EXERCISE INSTRUCTIONS
You are asked to write out the entries exactly as they are given.

(GIVEN ENTRIES)

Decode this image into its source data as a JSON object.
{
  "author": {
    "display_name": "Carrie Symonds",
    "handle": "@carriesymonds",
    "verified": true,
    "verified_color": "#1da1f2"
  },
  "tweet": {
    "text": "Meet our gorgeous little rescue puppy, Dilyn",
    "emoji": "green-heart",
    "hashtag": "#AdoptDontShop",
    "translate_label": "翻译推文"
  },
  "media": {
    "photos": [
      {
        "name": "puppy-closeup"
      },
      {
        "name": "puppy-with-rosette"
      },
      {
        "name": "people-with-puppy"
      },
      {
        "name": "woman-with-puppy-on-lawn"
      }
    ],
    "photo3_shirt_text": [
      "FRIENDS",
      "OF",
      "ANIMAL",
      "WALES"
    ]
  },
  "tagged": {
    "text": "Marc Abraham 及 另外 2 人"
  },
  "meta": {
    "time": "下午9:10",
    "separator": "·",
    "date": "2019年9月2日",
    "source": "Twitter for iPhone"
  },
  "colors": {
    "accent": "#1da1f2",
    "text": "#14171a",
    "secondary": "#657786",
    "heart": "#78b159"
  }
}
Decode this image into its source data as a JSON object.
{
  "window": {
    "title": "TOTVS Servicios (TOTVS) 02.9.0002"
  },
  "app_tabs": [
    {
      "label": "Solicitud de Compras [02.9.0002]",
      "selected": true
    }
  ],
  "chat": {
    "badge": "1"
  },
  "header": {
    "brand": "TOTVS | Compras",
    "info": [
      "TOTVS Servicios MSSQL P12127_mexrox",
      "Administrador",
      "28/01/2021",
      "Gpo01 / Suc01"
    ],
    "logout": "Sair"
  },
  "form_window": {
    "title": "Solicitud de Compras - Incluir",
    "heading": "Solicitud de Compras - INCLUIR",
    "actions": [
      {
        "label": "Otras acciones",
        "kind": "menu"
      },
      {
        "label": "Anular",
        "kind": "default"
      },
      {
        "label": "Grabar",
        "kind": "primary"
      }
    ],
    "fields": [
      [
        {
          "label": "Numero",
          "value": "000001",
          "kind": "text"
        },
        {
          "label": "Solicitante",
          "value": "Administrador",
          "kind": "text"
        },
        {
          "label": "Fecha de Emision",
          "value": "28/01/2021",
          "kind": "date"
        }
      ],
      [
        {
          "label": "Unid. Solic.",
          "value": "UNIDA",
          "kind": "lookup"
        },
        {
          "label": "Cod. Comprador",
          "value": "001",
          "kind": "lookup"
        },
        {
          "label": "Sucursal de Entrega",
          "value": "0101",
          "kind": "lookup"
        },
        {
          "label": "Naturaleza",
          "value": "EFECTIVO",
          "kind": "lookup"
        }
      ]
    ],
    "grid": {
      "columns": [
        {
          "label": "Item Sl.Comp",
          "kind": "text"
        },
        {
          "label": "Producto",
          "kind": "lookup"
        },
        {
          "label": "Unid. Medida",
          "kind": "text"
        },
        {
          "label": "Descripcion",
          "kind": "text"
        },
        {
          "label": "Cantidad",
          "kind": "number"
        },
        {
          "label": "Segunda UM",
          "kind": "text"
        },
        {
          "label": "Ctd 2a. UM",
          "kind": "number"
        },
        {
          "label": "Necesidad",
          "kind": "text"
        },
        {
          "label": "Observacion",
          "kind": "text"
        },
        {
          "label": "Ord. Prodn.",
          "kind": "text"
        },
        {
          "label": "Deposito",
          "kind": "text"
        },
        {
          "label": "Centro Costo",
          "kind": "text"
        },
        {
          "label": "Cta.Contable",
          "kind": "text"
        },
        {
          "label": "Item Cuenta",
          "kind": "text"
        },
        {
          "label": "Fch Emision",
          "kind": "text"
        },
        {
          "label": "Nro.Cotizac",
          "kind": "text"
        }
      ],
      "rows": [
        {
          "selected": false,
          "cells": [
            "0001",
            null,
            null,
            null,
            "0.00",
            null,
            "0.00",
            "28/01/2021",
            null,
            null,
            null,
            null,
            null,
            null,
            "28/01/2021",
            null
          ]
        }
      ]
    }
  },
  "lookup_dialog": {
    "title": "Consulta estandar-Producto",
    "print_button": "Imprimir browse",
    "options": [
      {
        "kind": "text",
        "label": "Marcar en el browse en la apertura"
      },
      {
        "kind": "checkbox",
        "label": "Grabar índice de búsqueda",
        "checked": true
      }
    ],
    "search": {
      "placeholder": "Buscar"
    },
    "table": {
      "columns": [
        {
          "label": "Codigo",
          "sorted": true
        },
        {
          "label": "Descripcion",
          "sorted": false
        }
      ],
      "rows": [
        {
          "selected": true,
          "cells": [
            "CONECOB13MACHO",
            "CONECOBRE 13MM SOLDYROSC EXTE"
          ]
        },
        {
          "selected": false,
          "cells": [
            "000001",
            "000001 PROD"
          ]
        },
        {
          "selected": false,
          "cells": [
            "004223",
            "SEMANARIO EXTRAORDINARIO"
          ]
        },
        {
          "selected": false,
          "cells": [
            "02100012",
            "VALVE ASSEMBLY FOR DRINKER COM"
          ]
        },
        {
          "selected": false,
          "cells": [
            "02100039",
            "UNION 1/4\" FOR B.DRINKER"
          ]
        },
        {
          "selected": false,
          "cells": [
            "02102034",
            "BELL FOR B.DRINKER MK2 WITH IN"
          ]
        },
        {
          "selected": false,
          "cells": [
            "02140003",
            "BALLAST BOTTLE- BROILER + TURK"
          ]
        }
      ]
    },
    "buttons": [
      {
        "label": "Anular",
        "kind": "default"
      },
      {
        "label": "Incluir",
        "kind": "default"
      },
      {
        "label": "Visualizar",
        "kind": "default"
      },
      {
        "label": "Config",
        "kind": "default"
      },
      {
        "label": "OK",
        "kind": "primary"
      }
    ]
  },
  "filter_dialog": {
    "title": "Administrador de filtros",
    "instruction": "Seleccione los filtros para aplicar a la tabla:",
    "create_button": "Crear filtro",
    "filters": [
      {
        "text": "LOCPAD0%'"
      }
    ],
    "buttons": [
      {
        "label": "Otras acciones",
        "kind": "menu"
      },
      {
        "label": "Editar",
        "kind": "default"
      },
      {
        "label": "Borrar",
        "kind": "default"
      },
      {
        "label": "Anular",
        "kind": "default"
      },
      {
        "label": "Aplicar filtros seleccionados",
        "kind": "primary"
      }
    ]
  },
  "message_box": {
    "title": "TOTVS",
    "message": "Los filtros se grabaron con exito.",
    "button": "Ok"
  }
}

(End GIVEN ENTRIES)

RESULT OF THE TASK
Decode this image into its source data as a JSON object.
{
  "author": {
    "display_name": "Carrie Symonds",
    "handle": "@carriesymonds",
    "verified": true,
    "verified_color": "#1da1f2"
  },
  "tweet": {
    "text": "Meet our gorgeous little rescue puppy, Dilyn",
    "emoji": "green-heart",
    "hashtag": "#AdoptDontShop",
    "translate_label": "翻译推文"
  },
  "media": {
    "photos": [
      {
        "name": "puppy-closeup"
      },
      {
        "name": "puppy-with-rosette"
      },
      {
        "name": "people-with-puppy"
      },
      {
        "name": "woman-with-puppy-on-lawn"
      }
    ],
    "photo3_shirt_text": [
      "FRIENDS",
      "OF",
      "ANIMAL",
      "WALES"
    ]
  },
  "tagged": {
    "text": "Marc Abraham 及 另外 2 人"
  },
  "meta": {
    "time": "下午9:10",
    "separator": "·",
    "date": "2019年9月2日",
    "source": "Twitter for iPhone"
  },
  "colors": {
    "accent": "#1da1f2",
    "text": "#14171a",
    "secondary": "#657786",
    "heart": "#78b159"
  }
}
Decode this image into its source data as a JSON object.
{
  "window": {
    "title": "TOTVS Servicios (TOTVS) 02.9.0002"
  },
  "app_tabs": [
    {
      "label": "Solicitud de Compras [02.9.0002]",
      "selected": true
    }
  ],
  "chat": {
    "badge": "1"
  },
  "header": {
    "brand": "TOTVS | Compras",
    "info": [
      "TOTVS Servicios MSSQL P12127_mexrox",
      "Administrador",
      "28/01/2021",
      "Gpo01 / Suc01"
    ],
    "logout": "Sair"
  },
  "form_window": {
    "title": "Solicitud de Compras - Incluir",
    "heading": "Solicitud de Compras - INCLUIR",
    "actions": [
      {
        "label": "Otras acciones",
        "kind": "menu"
      },
      {
        "label": "Anular",
        "kind": "default"
      },
      {
        "label": "Grabar",
        "kind": "primary"
      }
    ],
    "fields": [
      [
        {
          "label": "Numero",
          "value": "000001",
          "kind": "text"
        },
        {
          "label": "Solicitante",
          "value": "Administrador",
          "kind": "text"
        },
        {
          "label": "Fecha de Emision",
          "value": "28/01/2021",
          "kind": "date"
        }
      ],
      [
        {
          "label": "Unid. Solic.",
          "value": "UNIDA",
          "kind": "lookup"
        },
        {
          "label": "Cod. Comprador",
          "value": "001",
          "kind": "lookup"
        },
        {
          "label": "Sucursal de Entrega",
          "value": "0101",
          "kind": "lookup"
        },
        {
          "label": "Naturaleza",
          "value": "EFECTIVO",
          "kind": "lookup"
        }
      ]
    ],
    "grid": {
      "columns": [
        {
          "label": "Item Sl.Comp",
          "kind": "text"
        },
        {
          "label": "Producto",
          "kind": "lookup"
        },
        {
          "label": "Unid. Medida",
          "kind": "text"
        },
        {
          "label": "Descripcion",
          "kind": "text"
        },
        {
          "label": "Cantidad",
          "kind": "number"
        },
        {
          "label": "Segunda UM",
          "kind": "text"
        },
        {
          "label": "Ctd 2a. UM",
          "kind": "number"
        },
        {
          "label": "Necesidad",
          "kind": "text"
        },
        {
          "label": "Observacion",
          "kind": "text"
        },
        {
          "label": "Ord. Prodn.",
          "kind": "text"
        },
        {
          "label": "Deposito",
          "kind": "text"
        },
        {
          "label": "Centro Costo",
          "kind": "text"
        },
        {
          "label": "Cta.Contable",
          "kind": "text"
        },
        {
          "label": "Item Cuenta",
          "kind": "text"
        },
        {
          "label": "Fch Emision",
          "kind": "text"
        },
        {
          "label": "Nro.Cotizac",
          "kind": "text"
        }
      ],
      "rows": [
        {
          "selected": false,
          "cells": [
            "0001",
            null,
            null,
            null,
            "0.00",
            null,
            "0.00",
            "28/01/2021",
            null,
            null,
            null,
            null,
            null,
            null,
            "28/01/2021",
            null
          ]
        }
      ]
    }
  },
  "lookup_dialog": {
    "title": "Consulta estandar-Producto",
    "print_button": "Imprimir browse",
    "options": [
      {
        "kind": "text",
        "label": "Marcar en el browse en la apertura"
      },
      {
        "kind": "checkbox",
        "label": "Grabar índice de búsqueda",
        "checked": true
      }
    ],
    "search": {
      "placeholder": "Buscar"
    },
    "table": {
      "columns": [
        {
          "label": "Codigo",
          "sorted": true
        },
        {
          "label": "Descripcion",
          "sorted": false
        }
      ],
      "rows": [
        {
          "selected": true,
          "cells": [
            "CONECOB13MACHO",
            "CONECOBRE 13MM SOLDYROSC EXTE"
          ]
        },
        {
          "selected": false,
          "cells": [
            "000001",
            "000001 PROD"
          ]
        },
        {
          "selected": false,
          "cells": [
            "004223",
            "SEMANARIO EXTRAORDINARIO"
          ]
        },
        {
          "selected": false,
          "cells": [
            "02100012",
            "VALVE ASSEMBLY FOR DRINKER COM"
          ]
        },
        {
          "selected": false,
          "cells": [
            "02100039",
            "UNION 1/4\" FOR B.DRINKER"
          ]
        },
        {
          "selected": false,
          "cells": [
            "02102034",
            "BELL FOR B.DRINKER MK2 WITH IN"
          ]
        },
        {
          "selected": false,
          "cells": [
            "02140003",
            "BALLAST BOTTLE- BROILER + TURK"
          ]
        }
      ]
    },
    "buttons": [
      {
        "label": "Anular",
        "kind": "default"
      },
      {
        "label": "Incluir",
        "kind": "default"
      },
      {
        "label": "Visualizar",
        "kind": "default"
      },
      {
        "label": "Config",
        "kind": "default"
      },
      {
        "label": "OK",
        "kind": "primary"
      }
    ]
  },
  "filter_dialog": {
    "title": "Administrador de filtros",
    "instruction": "Seleccione los filtros para aplicar a la tabla:",
    "create_button": "Crear filtro",
    "filters": [
      {
        "text": "LOCPAD0%'"
      }
    ],
    "buttons": [
      {
        "label": "Otras acciones",
        "kind": "menu"
      },
      {
        "label": "Editar",
        "kind": "default"
      },
      {
        "label": "Borrar",
        "kind": "default"
      },
      {
        "label": "Anular",
        "kind": "default"
      },
      {
        "label": "Aplicar filtros seleccionados",
        "kind": "primary"
      }
    ]
  },
  "message_box": {
    "title": "TOTVS",
    "message": "Los filtros se grabaron con exito.",
    "button": "Ok"
  }
}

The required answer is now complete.